A high turnover gives no indication of profit. Corporate tax is levied against profits, not turnover. As a trading company, Stemcor’s profits tend to be only around 1% of turnover and, in difficult economic conditions, profits are quickly eroded. The tough economic environment in the UK squeezed margins during 2011, resulting in a loss of £2.9m on UK operations, which reduced Stemcor’s UK tax payments compared to prior years. In 2009, by contrast, despite the fact that the Stemcor Group globally made an overall loss of £16.5m, a profit was made in the UK and consequently £8.5m was paid in tax that year in the UK.
Stemcor is a group of operating businesses with physical presences in many different jurisdictions across the globe. Taxes are paid on profits (at rates of up to 40%) to the local tax authorities at local rates, be they in Australia, the USA, the Far East or Europe. In recent years, economic activity has been low in Europe, including the UK, resulting in little or no profit being generated in this region. However, results elsewhere have been much stronger, resulting in tax paid on overall profits of 41% and 39% in 2011 and 2010 respectively. These are clearly much higher rates than the current UK Corporation Tax rate and show that Stemcor is in no way a tax avoider. Total taxes paid globally on profits by Stemcor in 2011 amounted to £33.9m
‘Transfer pricing’ is not synonymous with ‘tax avoidance’. In any international group which has interaction between its worldwide offices, whether through the trading of goods or provision of services, transfer pricing will apply. Stemcor, in accordance with the OECD guidelines, monitors the transfer pricing arrangements between its group companies to ensure that its pricing complies with the arm’s length standard. This is legally required by the tax authorities in most of the countries in which Stemcor operates. Other international companies may possibly use transfer pricing to avoid or evade tax in high tax jurisdictions. Any suggestion that Stemcor has followed such practice is libellous. Stemcor does not abuse transfer pricing, as evidenced by the fact that tax has been paid at higher rates in overseas jurisdictions than would have been paid in the UK.

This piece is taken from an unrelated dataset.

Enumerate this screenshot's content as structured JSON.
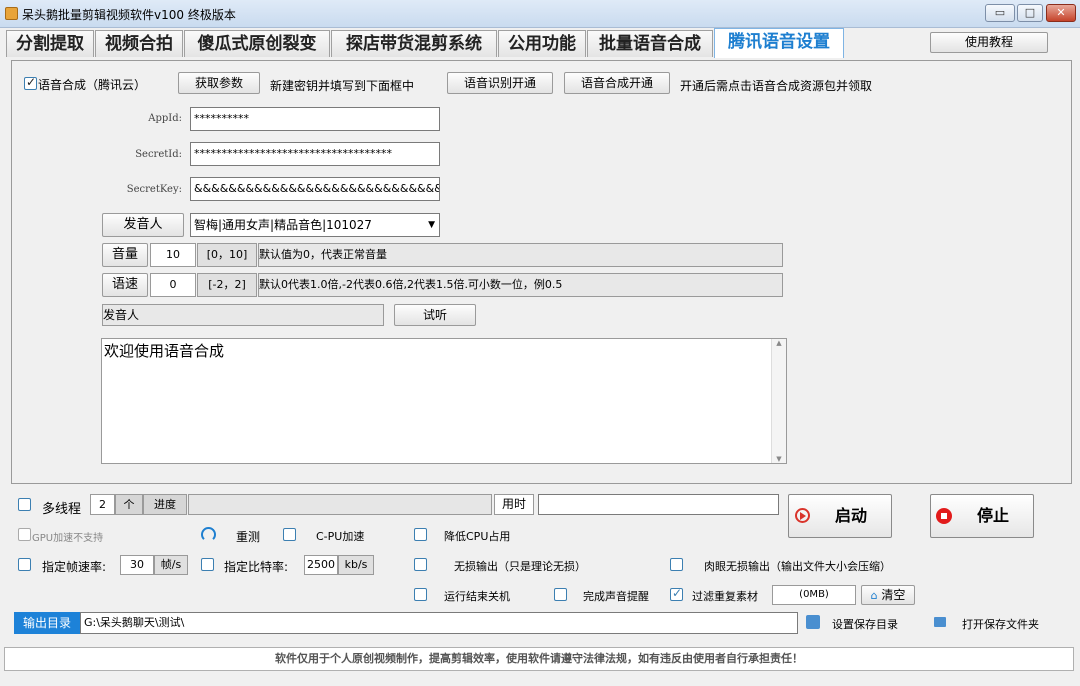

As declared in the statement dated November 10th and published on the Company’s web site, Stemcor has nothing to hide and would be happy to provide more detail about its tax affairs to the media if requested. Stemcor’s annual reports for the past five years are available to anyone who requests them via www.stemcor.com